4. Is this a good city for single people? For couples? For families? Why or why not?

Good for families, although it's dreadfully hot in the summer.

View All Answers


5. Is this a good city for LGBT expatriates? Why or why not?

Not sure, but I think if you kept it quiet you would be fine.

View All Answers


6. Are there problems with ethnic, race/racial minorities or religious prejudices? Gender equality?

No. Oman is a very open country. With many Indian and Filipino catholics here, and Indians of various religious denominations. There are many places of worship here.

View All Answers


7. What have been the highlights of your time in this country? Best trips or experiences?

Great outdoor opportunities in a nice, clean country.

View All Answers


8. What are some interesting/fun things to do in the area? Can you recommend any “hidden gems"?

Camping, hiking, snorkeling, and diving are available but best done in winter.

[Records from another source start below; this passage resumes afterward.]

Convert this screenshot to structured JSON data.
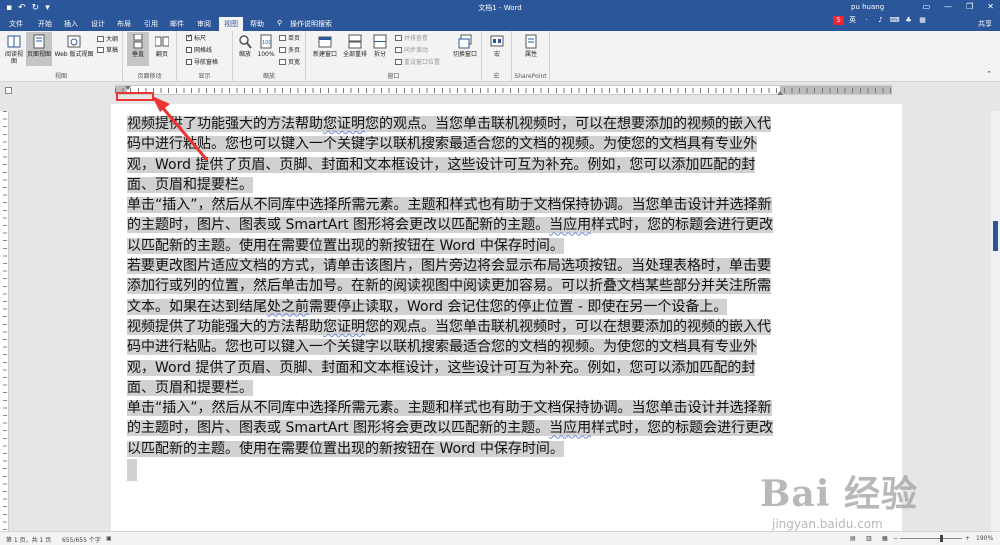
{
  "titlebar": {
    "title": "文档1 - Word",
    "user": "pu huang",
    "minimize": "—",
    "restore": "❐",
    "close": "✕"
  },
  "quick_access": {
    "save_icon": "save-icon",
    "undo_icon": "undo-icon",
    "redo_icon": "redo-icon"
  },
  "tabs": [
    "文件",
    "开始",
    "插入",
    "设计",
    "布局",
    "引用",
    "邮件",
    "审阅",
    "视图",
    "帮助"
  ],
  "active_tab": "视图",
  "tell_me": "操作说明搜索",
  "share": "共享",
  "ribbon": {
    "views": {
      "read_mode": "阅读视图",
      "print_layout": "页面视图",
      "web_layout": "Web 版式视图",
      "outline": "大纲",
      "draft": "草稿",
      "label": "视图"
    },
    "page_movement": {
      "vertical": "垂直",
      "side_to_side": "翻页",
      "label": "页面移动"
    },
    "show": {
      "ruler": "标尺",
      "gridlines": "网格线",
      "nav_pane": "导航窗格",
      "label": "显示"
    },
    "zoom": {
      "zoom": "缩放",
      "hundred": "100%",
      "one_page": "单页",
      "multiple_pages": "多页",
      "page_width": "页宽",
      "label": "缩放"
    },
    "window": {
      "new_window": "新建窗口",
      "arrange_all": "全部重排",
      "split": "拆分",
      "side_by_side": "并排查看",
      "sync_scroll": "同步滚动",
      "reset_position": "重设窗口位置",
      "switch_windows": "切换窗口",
      "label": "窗口"
    },
    "macros": {
      "macros": "宏",
      "label": "宏"
    },
    "sharepoint": {
      "properties": "属性",
      "label": "SharePoint"
    }
  },
  "document": {
    "paragraphs": [
      [
        {
          "t": "视频提供了功能强大的方法帮助"
        },
        {
          "t": "您证明",
          "sq": true
        },
        {
          "t": "您的观点。当您单击联机视频时，可以在想要添加的视频的嵌入代码中进行粘贴。您也可以键入一个关键字以联机搜索最适合您的文档的视频。为使您的文档具有专业外观，Word 提供了页眉、页脚、封面和文本框设计，这些设计可互为补充。例如，您可以添加匹配的封面、页眉和提要栏。"
        }
      ],
      [
        {
          "t": "单击“插入”，然后从不同库中选择所需元素。主题和样式也有助于文档保持协调。当您单击设计并选择新的主题时，图片、图表或 SmartArt 图形将会更改以匹配新的主题。"
        },
        {
          "t": "当应用",
          "sq": true
        },
        {
          "t": "样式时，您的标题会进行更改以匹配新的主题。使用在需要位置出现的新按钮在 Word 中保存时间。"
        }
      ],
      [
        {
          "t": "若要更改图片适应文档的方式，请单击该图片，图片旁边将会显示布局选项按钮。当处理表格时，单击要添加行或列的位置，然后单击加号。在新的阅读视图中阅读更加容易。可以折叠文档某些部分并关注所需文本。如果在达到结尾"
        },
        {
          "t": "处之前",
          "sq": true
        },
        {
          "t": "需要停止读取，Word 会记住您的停止位置 - 即使在另一个设备上。"
        }
      ],
      [
        {
          "t": "视频提供了功能强大的方法帮助"
        },
        {
          "t": "您证明",
          "sq": true
        },
        {
          "t": "您的观点。当您单击联机视频时，可以在想要添加的视频的嵌入代码中进行粘贴。您也可以键入一个关键字以联机搜索最适合您的文档的视频。为使您的文档具有专业外观，Word 提供了页眉、页脚、封面和文本框设计，这些设计可互为补充。例如，您可以添加匹配的封面、页眉和提要栏。"
        }
      ],
      [
        {
          "t": "单击“插入”，然后从不同库中选择所需元素。主题和样式也有助于文档保持协调。当您单击设计并选择新的主题时，图片、图表或 SmartArt 图形将会更改以匹配新的主题。"
        },
        {
          "t": "当应用",
          "sq": true
        },
        {
          "t": "样式时，您的标题会进行更改以匹配新的主题。使用在需要位置出现的新按钮在 Word 中保存时间。"
        }
      ]
    ]
  },
  "statusbar": {
    "page": "第 1 页，共 1 页",
    "words": "655/655 个字",
    "zoom": "190%",
    "minus": "−",
    "plus": "+"
  },
  "watermark": {
    "main": "Bai 经验",
    "sub": "jingyan.baidu.com"
  },
  "colors": {
    "brand": "#2b579a",
    "selection": "#d1d1d1",
    "annotation": "#ee3333"
  }
}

View All Answers


9. Is this a "shopping post"? Are there interesting handicrafts, artwork, antiques, or other items that people typically buy there?

Carpets and more carpets, and expensive heavy tables made from old Omani doors.

View All Answers


10. What are the particular advantages of living in this city?

Stunning natural beauty, nice people. Easy to travel regionally (direct flights to Nepal, India, Europe, Kenya).

View All Answers


11. Can you save money?

NO, NO, and NO!

View All Answers


Words of Wisdom:

1. Knowing what you know now, would you still move to this city?

Yes, but after while the heat gets to be a bit much.

View All Answers


2. If you move here, you can leave behind your:

notions that Oman is like the other Gulf countries.

View All Answers


3. But don't forget your:

suncreen.

View All Answers


4. Recommended movies/DVDs related to this city:

The Amazing Race was here twice

View All Answers


5. Do you recommend any books or movies about this city/country for those who are interested in learning more?

View All Answers


6. Do you have any other comments?

View All Answers


Subscribe to our newsletter


New book from Talesmag! Honest and courageous stories of life abroad with special needs.

Read More